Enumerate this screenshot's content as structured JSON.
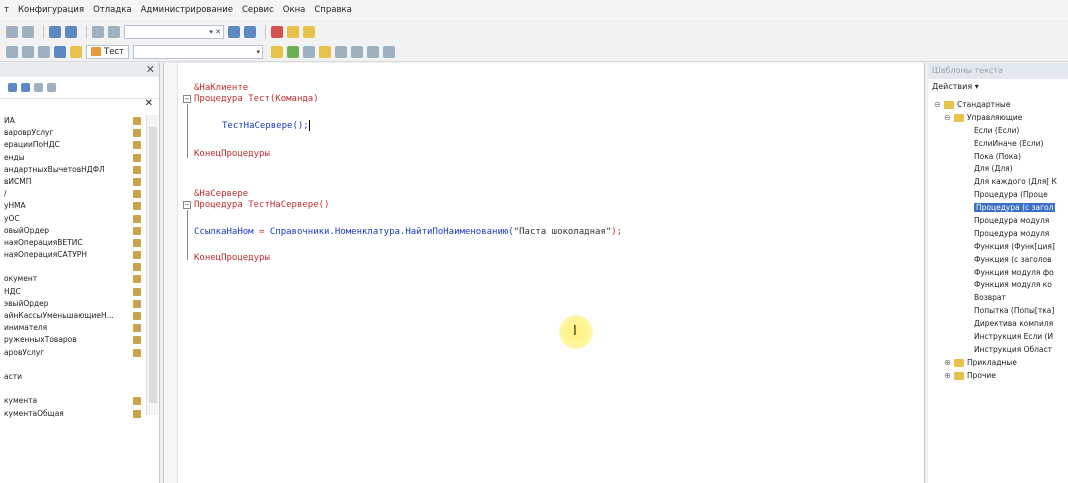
{
  "menu": [
    "т",
    "Конфигурация",
    "Отладка",
    "Администрирование",
    "Сервис",
    "Окна",
    "Справка"
  ],
  "toolbar": {
    "tab_label": "Тест"
  },
  "left_panel": {
    "items": [
      {
        "label": "ИА",
        "lock": true
      },
      {
        "label": "вароврУслуг",
        "lock": true
      },
      {
        "label": "ерацииПоНДС",
        "lock": true
      },
      {
        "label": "енды",
        "lock": true
      },
      {
        "label": "андартныхВычетовНДФЛ",
        "lock": true
      },
      {
        "label": "вИСМП",
        "lock": true
      },
      {
        "label": "/",
        "lock": true
      },
      {
        "label": "уНМА",
        "lock": true
      },
      {
        "label": "уОС",
        "lock": true
      },
      {
        "label": "овыйОрдер",
        "lock": true
      },
      {
        "label": "наяОперацияВЕТИС",
        "lock": true
      },
      {
        "label": "наяОперацияСАТУРН",
        "lock": true
      },
      {
        "label": "",
        "lock": true
      },
      {
        "label": "окумент",
        "lock": true
      },
      {
        "label": "НДС",
        "lock": true
      },
      {
        "label": "эвыйОрдер",
        "lock": true
      },
      {
        "label": "айнКассыУменьшающиеН...",
        "lock": true
      },
      {
        "label": "инимателя",
        "lock": true
      },
      {
        "label": "руженныхТоваров",
        "lock": true
      },
      {
        "label": "аровУслуг",
        "lock": true
      },
      {
        "label": "",
        "lock": false
      },
      {
        "label": "асти",
        "lock": false
      },
      {
        "label": "",
        "lock": false
      },
      {
        "label": "кумента",
        "lock": true
      },
      {
        "label": "кументаОбщая",
        "lock": true
      }
    ]
  },
  "editor": {
    "client_directive": "&НаКлиенте",
    "proc1_keyword": "Процедура",
    "proc1_name": "Тест(Команда)",
    "proc1_body": "ТестНаСервере();",
    "proc1_end": "КонецПроцедуры",
    "server_directive": "&НаСервере",
    "proc2_keyword": "Процедура",
    "proc2_name": "ТестНаСервере()",
    "proc2_body_var": "СсылкаНаНом",
    "proc2_body_eq": " = ",
    "proc2_body_expr": "Справочники.Номенклатура.НайтиПоНаименованию(",
    "proc2_body_str": "\"Паста шоколадная\"",
    "proc2_body_end": ");",
    "proc2_end": "КонецПроцедуры"
  },
  "right_panel": {
    "title": "Шаблоны текста",
    "actions": "Действия ▾",
    "tree": [
      {
        "label": "Стандартные",
        "level": 0,
        "folder": true,
        "exp": "⊖",
        "selected": false
      },
      {
        "label": "Управляющие",
        "level": 1,
        "folder": true,
        "exp": "⊖",
        "selected": false
      },
      {
        "label": "Если (Если)",
        "level": 2,
        "folder": false,
        "selected": false
      },
      {
        "label": "ЕслиИначе (Если)",
        "level": 2,
        "folder": false,
        "selected": false
      },
      {
        "label": "Пока (Пока)",
        "level": 2,
        "folder": false,
        "selected": false
      },
      {
        "label": "Для (Для)",
        "level": 2,
        "folder": false,
        "selected": false
      },
      {
        "label": "Для каждого (Для[ К",
        "level": 2,
        "folder": false,
        "selected": false
      },
      {
        "label": "Процедура (Проце",
        "level": 2,
        "folder": false,
        "selected": false
      },
      {
        "label": "Процедура (с загол",
        "level": 2,
        "folder": false,
        "selected": true
      },
      {
        "label": "Процедура модуля",
        "level": 2,
        "folder": false,
        "selected": false
      },
      {
        "label": "Процедура модуля",
        "level": 2,
        "folder": false,
        "selected": false
      },
      {
        "label": "Функция (Функ[ция]",
        "level": 2,
        "folder": false,
        "selected": false
      },
      {
        "label": "Функция (с заголов",
        "level": 2,
        "folder": false,
        "selected": false
      },
      {
        "label": "Функция модуля фо",
        "level": 2,
        "folder": false,
        "selected": false
      },
      {
        "label": "Функция модуля ко",
        "level": 2,
        "folder": false,
        "selected": false
      },
      {
        "label": "Возврат",
        "level": 2,
        "folder": false,
        "selected": false
      },
      {
        "label": "Попытка (Попы[тка]",
        "level": 2,
        "folder": false,
        "selected": false
      },
      {
        "label": "Директива компиля",
        "level": 2,
        "folder": false,
        "selected": false
      },
      {
        "label": "Инструкция Если (И",
        "level": 2,
        "folder": false,
        "selected": false
      },
      {
        "label": "Инструкция Област",
        "level": 2,
        "folder": false,
        "selected": false
      },
      {
        "label": "Прикладные",
        "level": 1,
        "folder": true,
        "exp": "⊕",
        "selected": false
      },
      {
        "label": "Прочие",
        "level": 1,
        "folder": true,
        "exp": "⊕",
        "selected": false
      }
    ]
  }
}
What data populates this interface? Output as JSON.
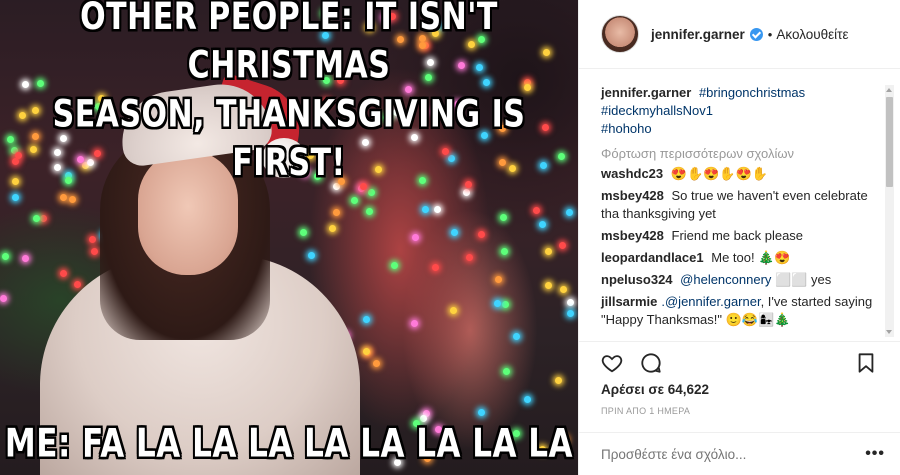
{
  "post": {
    "meme_top_line1": "OTHER PEOPLE: IT ISN'T CHRISTMAS",
    "meme_top_line2": "SEASON, THANKSGIVING IS FIRST!",
    "meme_bottom": "ME: FA LA LA LA LA LA LA LA LA"
  },
  "header": {
    "username": "jennifer.garner",
    "separator": "•",
    "follow_label": "Ακολουθείτε"
  },
  "caption": {
    "username": "jennifer.garner",
    "tag1": "#bringonchristmas",
    "tag2": "#ideckmyhallsNov1",
    "tag3": "#hohoho"
  },
  "load_more": "Φόρτωση περισσότερων σχολίων",
  "comments": [
    {
      "user": "washdc23",
      "text": "😍✋😍✋😍✋"
    },
    {
      "user": "msbey428",
      "text": "So true we haven't even celebrate tha thanksgiving yet"
    },
    {
      "user": "msbey428",
      "text": "Friend me back please"
    },
    {
      "user": "leopardandlace1",
      "text": "Me too! 🎄😍"
    },
    {
      "user": "npeluso324",
      "mention": "@helenconnery",
      "text": "⬜⬜ yes"
    },
    {
      "user": "jillsarmie",
      "mention": ".@jennifer.garner",
      "text": ", I've started saying \"Happy Thanksmas!\" 🙂😂👩‍👧🎄"
    }
  ],
  "likes": "Αρέσει σε 64,622",
  "time": "ΠΡΙΝ ΑΠΟ 1 ΗΜΕΡΑ",
  "add_comment_placeholder": "Προσθέστε ένα σχόλιο...",
  "more_label": "•••",
  "icons": [
    "heart-icon",
    "comment-icon",
    "bookmark-icon",
    "verified-badge-icon"
  ],
  "colors": {
    "link": "#003569",
    "verified": "#3897f0",
    "muted": "#999999"
  }
}
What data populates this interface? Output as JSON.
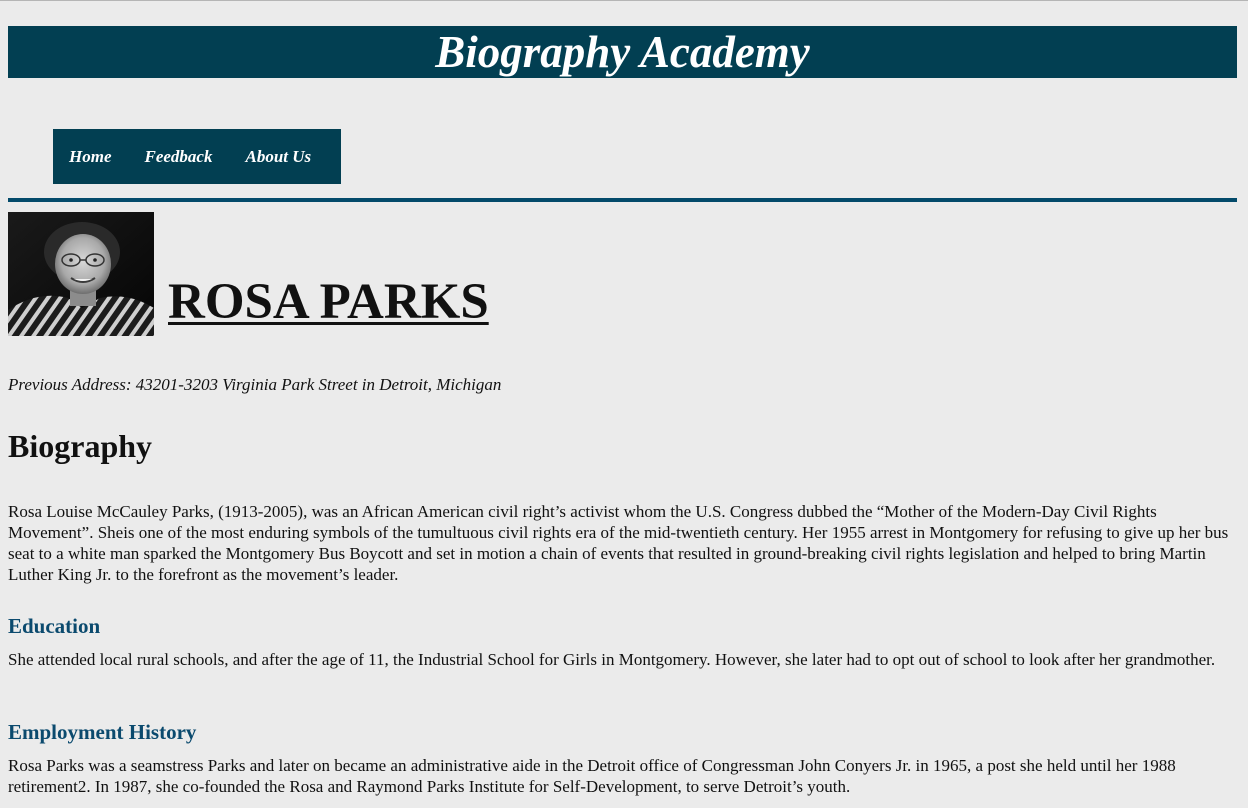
{
  "site": {
    "title": "Biography Academy"
  },
  "nav": {
    "items": [
      "Home",
      "Feedback",
      "About Us"
    ]
  },
  "profile": {
    "name": "ROSA PARKS",
    "address": "Previous Address: 43201-3203 Virginia Park Street in Detroit, Michigan"
  },
  "biography": {
    "heading": "Biography",
    "text": "Rosa Louise McCauley Parks, (1913-2005), was an African American civil right’s activist whom the U.S. Congress dubbed the “Mother of the Modern-Day Civil Rights Movement”. Sheis one of the most enduring symbols of the tumultuous civil rights era of the mid-twentieth century. Her 1955 arrest in Montgomery for refusing to give up her bus seat to a white man sparked the Montgomery Bus Boycott and set in motion a chain of events that resulted in ground-breaking civil rights legislation and helped to bring Martin Luther King Jr. to the forefront as the movement’s leader."
  },
  "education": {
    "heading": "Education",
    "text": "She attended local rural schools, and after the age of 11, the Industrial School for Girls in Montgomery. However, she later had to opt out of school to look after her grandmother."
  },
  "employment": {
    "heading": "Employment History",
    "text": "Rosa Parks was a seamstress Parks and later on became an administrative aide in the Detroit office of Congressman John Conyers Jr. in 1965, a post she held until her 1988 retirement2. In 1987, she co-founded the Rosa and Raymond Parks Institute for Self-Development, to serve Detroit’s youth."
  },
  "colors": {
    "banner": "#023f52",
    "rule": "#034a6a",
    "subheading": "#0b4a6e",
    "background": "#ebebeb"
  }
}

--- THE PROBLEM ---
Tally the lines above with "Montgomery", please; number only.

--- REPLY TO THE TASK ---
2